Multiscale Modelling of Electrolyte Materials for Energy Storage and Harvesting
Energy is essential to human society to ensure our quality of life and to underpin all aspects of economy. Due to accelerated consumption of conventional energy sources (fossil fuels, coal, and natural gas, etc.), our world has reached a pivotal age of energy awareness. It is urgent to seek innovative sustainable energy supply and to develop advanced energy storage and conversion systems to alleviate energy crisis and environmental problems. Batteries and super-capacitors are key promising energy storage devices for load levelling and electric vehicles. In many cases, the concept is known, but the right materials solutions are lacking.
Ionic materials have been highlighted as electrolytes for energy storage devices due to their attractive properties and designable features. However, at the current stage, the utilization of ionic materials for energy storage and harvesting is significantly held back due to the versatility of ion structures and chemical compositions of ionic materials that restrict choices of ion species that must be tailor-made to force high ion conductivity and low viscosity at ambient conditions. This leads to a huge cost on materials synthesis and experimental characterizations to select promising candidates as an intrinsic connection between nanoscopic ion structures and macroscopic functionalities of ionic materials remains terra incognita. Additionally, there is a grand challenge to experimentally characterize specific binding structures of ion groups on electrodes, transport and electrochemical quantities of ionic materials in solid-electrolyte interphase (SEI), and more severely, their interfacial structural relaxations in SEI upon charging and discharging energy storage devices.
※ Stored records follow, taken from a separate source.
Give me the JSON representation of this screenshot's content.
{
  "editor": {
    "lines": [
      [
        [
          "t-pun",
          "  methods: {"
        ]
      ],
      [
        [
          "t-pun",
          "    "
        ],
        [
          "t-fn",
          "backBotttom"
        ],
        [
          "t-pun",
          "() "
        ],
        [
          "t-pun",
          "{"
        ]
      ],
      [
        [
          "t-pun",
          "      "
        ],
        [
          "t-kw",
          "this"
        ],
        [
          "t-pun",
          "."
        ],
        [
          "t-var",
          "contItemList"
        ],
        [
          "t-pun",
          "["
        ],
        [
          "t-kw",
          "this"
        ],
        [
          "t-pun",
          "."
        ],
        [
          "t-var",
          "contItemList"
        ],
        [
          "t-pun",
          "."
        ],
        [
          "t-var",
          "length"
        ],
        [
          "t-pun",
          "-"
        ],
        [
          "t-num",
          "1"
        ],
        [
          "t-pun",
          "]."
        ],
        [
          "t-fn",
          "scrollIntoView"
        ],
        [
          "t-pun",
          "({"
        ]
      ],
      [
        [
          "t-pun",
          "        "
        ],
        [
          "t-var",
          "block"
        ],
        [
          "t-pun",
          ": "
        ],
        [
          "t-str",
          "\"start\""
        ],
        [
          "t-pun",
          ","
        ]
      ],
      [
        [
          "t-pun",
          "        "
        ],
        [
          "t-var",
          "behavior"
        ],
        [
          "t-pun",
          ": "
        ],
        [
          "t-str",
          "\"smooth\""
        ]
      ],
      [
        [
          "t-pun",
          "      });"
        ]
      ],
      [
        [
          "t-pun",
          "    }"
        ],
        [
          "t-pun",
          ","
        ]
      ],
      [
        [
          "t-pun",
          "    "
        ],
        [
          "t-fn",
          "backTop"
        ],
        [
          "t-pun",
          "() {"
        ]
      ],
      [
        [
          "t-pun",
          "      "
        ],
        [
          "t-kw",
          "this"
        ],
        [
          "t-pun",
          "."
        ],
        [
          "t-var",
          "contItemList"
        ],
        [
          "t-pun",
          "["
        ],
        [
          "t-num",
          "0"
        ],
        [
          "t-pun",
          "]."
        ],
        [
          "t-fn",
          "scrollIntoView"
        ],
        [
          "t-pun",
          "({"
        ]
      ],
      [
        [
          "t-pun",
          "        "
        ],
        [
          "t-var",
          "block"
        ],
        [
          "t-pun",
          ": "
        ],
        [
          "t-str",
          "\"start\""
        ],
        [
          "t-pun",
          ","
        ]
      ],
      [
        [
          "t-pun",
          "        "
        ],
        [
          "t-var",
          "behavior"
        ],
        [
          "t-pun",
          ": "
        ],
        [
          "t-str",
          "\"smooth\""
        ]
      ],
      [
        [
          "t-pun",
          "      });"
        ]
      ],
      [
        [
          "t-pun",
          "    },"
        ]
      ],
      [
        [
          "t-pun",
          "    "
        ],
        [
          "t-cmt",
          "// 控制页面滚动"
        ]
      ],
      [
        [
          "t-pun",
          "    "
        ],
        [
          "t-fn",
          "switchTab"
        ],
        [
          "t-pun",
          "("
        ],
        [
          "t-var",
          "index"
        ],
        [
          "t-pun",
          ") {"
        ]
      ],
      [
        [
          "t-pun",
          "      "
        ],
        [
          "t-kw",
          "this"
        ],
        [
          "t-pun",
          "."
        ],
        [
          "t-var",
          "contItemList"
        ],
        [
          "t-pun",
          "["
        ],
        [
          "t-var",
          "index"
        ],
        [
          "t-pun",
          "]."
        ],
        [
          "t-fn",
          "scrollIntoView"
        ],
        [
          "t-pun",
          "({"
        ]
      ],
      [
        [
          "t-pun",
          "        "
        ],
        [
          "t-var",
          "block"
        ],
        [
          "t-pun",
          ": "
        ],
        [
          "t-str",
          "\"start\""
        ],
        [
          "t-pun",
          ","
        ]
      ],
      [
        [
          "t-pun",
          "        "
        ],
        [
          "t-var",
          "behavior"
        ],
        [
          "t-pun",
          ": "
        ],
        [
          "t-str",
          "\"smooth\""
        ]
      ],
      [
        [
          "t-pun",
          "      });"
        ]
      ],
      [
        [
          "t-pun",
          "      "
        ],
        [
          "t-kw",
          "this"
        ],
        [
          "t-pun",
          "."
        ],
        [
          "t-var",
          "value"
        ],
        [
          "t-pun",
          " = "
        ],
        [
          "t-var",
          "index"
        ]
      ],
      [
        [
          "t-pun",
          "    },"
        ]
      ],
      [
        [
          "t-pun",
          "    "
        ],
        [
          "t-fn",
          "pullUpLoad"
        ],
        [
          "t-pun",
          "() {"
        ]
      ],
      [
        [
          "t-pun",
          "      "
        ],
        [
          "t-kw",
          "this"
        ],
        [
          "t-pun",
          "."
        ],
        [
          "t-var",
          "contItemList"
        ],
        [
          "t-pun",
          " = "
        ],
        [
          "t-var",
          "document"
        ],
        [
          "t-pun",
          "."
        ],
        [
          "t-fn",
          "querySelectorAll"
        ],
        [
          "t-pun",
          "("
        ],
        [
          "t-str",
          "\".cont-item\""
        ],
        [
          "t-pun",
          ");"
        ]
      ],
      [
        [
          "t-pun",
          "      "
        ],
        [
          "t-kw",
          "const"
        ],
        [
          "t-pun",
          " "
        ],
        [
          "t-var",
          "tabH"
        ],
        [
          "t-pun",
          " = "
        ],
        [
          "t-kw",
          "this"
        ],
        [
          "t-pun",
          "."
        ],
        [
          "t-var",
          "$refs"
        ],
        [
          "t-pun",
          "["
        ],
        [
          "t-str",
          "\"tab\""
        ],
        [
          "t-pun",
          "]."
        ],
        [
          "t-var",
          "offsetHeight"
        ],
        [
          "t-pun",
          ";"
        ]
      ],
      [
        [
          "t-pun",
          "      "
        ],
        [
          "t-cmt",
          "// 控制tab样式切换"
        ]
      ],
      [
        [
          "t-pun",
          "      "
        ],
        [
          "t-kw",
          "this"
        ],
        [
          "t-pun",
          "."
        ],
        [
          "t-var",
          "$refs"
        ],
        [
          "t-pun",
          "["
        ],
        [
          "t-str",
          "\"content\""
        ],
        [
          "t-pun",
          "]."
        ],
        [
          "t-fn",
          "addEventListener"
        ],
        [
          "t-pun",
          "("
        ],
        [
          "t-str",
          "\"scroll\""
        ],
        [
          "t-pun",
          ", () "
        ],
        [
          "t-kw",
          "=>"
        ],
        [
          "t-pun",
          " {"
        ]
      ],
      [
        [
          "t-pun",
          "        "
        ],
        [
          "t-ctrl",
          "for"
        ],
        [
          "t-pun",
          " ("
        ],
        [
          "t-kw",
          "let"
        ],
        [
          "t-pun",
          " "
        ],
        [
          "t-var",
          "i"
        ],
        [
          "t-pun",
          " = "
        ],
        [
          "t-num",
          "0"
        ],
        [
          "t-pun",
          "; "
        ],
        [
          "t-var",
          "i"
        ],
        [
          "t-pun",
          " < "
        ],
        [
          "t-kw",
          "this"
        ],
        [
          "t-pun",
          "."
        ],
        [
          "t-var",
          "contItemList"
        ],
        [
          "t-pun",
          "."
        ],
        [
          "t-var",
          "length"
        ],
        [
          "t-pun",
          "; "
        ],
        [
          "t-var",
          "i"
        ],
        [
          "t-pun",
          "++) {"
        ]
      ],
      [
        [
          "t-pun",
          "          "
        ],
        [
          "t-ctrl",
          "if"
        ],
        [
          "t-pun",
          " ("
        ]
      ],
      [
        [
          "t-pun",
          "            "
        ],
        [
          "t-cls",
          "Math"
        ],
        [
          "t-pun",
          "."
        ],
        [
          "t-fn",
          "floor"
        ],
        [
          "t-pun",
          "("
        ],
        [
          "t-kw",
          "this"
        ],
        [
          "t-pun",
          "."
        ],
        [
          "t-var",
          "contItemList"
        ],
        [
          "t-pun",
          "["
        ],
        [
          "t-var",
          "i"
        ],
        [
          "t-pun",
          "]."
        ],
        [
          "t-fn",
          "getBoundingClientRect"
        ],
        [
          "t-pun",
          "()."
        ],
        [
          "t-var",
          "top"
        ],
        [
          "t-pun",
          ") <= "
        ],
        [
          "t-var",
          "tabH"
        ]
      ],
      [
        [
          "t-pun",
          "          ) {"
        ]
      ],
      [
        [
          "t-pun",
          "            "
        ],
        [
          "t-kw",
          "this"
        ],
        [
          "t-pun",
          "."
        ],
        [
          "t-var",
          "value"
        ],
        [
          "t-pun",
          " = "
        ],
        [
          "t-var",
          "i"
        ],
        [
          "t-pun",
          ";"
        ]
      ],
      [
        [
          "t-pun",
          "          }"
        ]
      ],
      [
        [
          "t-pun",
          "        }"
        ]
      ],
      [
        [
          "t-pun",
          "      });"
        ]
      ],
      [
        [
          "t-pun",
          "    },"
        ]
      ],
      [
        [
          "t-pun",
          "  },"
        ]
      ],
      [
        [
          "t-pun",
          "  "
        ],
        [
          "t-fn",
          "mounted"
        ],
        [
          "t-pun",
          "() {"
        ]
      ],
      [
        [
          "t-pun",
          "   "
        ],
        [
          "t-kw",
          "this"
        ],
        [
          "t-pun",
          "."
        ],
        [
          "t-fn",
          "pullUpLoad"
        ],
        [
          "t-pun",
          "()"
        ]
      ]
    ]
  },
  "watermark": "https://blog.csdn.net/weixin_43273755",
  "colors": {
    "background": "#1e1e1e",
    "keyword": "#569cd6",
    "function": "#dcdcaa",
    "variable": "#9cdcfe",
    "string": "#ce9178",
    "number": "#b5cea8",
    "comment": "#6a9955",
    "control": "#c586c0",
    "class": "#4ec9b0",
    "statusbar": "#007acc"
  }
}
Molecular simulations are well positioned to provide state-of-art understanding of complicated phenomena on nano- and mesoscopic levels due to the boost of computer power and advent of computational algorithms. This is of particular significance for studying ionic materials because of their large diversities in ion structures and chemical compositions. As transport quantities of ionic materials and related charging/discharging phenomena happening at a wide spatiotemporal interval in energy storage devices, a multiscale modelling protocol unifying different methods and hierarchical models will be effective in describing intrinsic correlations between nanoscopic ion structures and macroscopic functionalities of ionic materials.
The goal of this project is to advance functionalities of ionic materials in energy storage devices via a multiscale modelling approach through 1) construction of hierarchical models for representative ionic materials; 2) optimization transport and electro-chemical stabilities of ionic materials via a systematic variation of chemical compositions of ionic materials; 3) investigation specific structural and dynamical correlations of ion structures in SEI to external stimuli to explore intrinsic charging and discharging mechanisms of ionic materials; and 4) development of an economical and robust modelling protocol connecting nanoscopic ion structures and macroscopic functional performance of ionic materials in energy storage devices.
Completing all these steps will allow us to construct a specific ontology relating nanoscopic ion structures to microstructures and dynamics, mesoscopic materials morphologies, and their macroscopic functionalities in confined environments to identify promising ionic materials and thereafter to optimize their functional performance as electrolytes for energy storage and harvesting.